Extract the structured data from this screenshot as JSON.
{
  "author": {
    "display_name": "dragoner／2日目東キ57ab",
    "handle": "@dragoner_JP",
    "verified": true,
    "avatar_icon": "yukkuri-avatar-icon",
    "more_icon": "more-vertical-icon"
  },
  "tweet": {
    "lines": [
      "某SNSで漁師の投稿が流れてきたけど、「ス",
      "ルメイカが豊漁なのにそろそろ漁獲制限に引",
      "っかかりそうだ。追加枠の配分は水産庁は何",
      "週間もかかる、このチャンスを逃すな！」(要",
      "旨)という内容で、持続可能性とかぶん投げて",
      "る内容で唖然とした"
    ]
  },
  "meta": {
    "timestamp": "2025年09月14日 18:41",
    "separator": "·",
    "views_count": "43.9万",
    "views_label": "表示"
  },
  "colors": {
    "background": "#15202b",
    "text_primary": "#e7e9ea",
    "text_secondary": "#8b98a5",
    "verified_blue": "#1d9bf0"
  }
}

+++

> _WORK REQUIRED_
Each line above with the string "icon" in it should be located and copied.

> _RESULT OF THE TASK_
    "avatar_icon": "yukkuri-avatar-icon",
    "more_icon": "more-vertical-icon"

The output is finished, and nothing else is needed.